◆ **TO DO**
From the listing below, pull out every line where the string "data" appears.

*** Begin section ***

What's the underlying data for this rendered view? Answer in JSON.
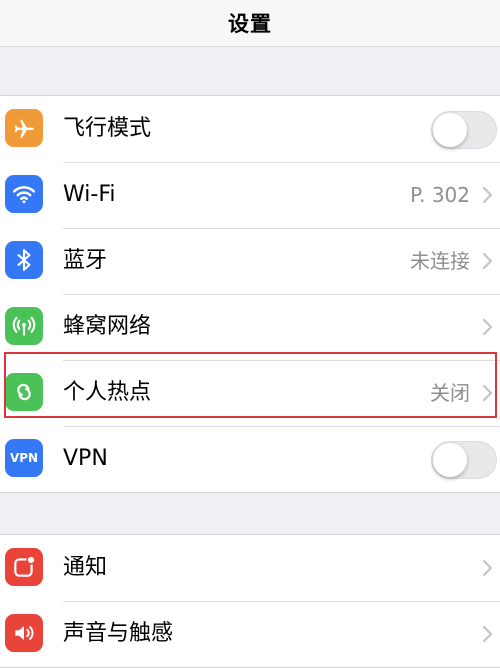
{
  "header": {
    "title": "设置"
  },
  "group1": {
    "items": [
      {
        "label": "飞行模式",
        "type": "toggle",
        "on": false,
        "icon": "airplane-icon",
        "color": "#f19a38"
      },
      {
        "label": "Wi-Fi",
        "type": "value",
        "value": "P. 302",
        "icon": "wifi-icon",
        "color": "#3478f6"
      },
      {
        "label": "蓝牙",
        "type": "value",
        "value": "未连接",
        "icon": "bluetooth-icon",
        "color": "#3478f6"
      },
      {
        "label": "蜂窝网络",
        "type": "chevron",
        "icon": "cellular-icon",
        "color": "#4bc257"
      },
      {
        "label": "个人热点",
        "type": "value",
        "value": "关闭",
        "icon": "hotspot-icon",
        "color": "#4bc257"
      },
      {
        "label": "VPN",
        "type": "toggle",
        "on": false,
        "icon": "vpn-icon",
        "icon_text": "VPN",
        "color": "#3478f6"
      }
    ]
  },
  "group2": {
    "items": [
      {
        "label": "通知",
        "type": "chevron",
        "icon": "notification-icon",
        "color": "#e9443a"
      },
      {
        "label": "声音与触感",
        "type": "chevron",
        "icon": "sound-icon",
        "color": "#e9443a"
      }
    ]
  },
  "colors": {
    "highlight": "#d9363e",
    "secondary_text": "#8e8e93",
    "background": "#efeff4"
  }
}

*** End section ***
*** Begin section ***

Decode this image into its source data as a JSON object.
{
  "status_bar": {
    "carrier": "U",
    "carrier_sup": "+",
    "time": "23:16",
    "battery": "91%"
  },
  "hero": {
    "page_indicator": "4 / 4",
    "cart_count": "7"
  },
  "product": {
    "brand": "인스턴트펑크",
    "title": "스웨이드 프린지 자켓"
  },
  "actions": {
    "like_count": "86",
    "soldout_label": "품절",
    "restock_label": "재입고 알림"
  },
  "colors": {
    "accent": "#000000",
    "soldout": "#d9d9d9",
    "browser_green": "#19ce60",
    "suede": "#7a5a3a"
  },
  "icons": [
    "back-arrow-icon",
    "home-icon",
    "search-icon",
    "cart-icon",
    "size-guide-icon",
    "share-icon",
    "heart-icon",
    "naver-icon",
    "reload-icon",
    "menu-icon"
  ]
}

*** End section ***
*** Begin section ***

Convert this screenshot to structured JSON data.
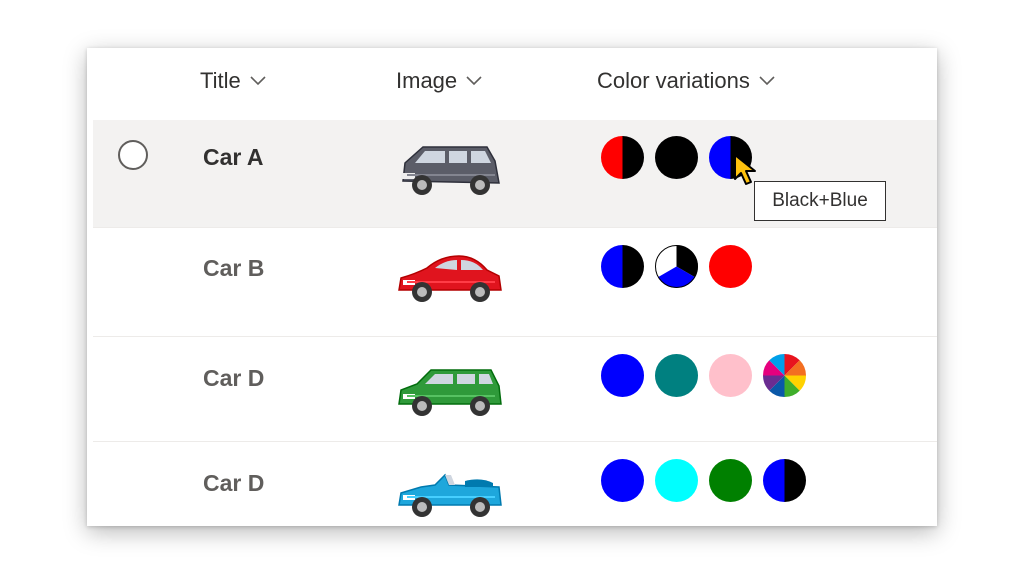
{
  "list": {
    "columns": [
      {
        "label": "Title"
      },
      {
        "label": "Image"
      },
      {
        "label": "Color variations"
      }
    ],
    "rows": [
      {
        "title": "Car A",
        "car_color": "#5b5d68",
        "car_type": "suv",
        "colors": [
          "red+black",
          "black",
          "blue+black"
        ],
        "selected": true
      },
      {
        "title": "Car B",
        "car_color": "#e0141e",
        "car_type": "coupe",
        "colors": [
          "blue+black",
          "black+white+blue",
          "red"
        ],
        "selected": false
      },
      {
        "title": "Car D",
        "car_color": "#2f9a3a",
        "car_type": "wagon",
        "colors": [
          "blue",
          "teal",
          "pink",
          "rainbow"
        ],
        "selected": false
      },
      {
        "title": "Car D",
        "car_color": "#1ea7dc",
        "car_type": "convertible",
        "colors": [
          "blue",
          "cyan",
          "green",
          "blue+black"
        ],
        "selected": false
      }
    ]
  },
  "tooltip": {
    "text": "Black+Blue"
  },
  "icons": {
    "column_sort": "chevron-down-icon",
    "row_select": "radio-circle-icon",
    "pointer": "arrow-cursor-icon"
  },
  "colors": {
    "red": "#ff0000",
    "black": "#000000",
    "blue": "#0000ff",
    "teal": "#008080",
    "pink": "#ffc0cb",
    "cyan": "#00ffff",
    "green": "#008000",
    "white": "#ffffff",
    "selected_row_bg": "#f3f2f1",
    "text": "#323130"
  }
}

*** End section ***

◆ **RESPONSE**
What's the underlying data for this rendered view? Answer in JSON.
Decode this image into its source data as a JSON object.
Convert this screenshot to structured JSON data.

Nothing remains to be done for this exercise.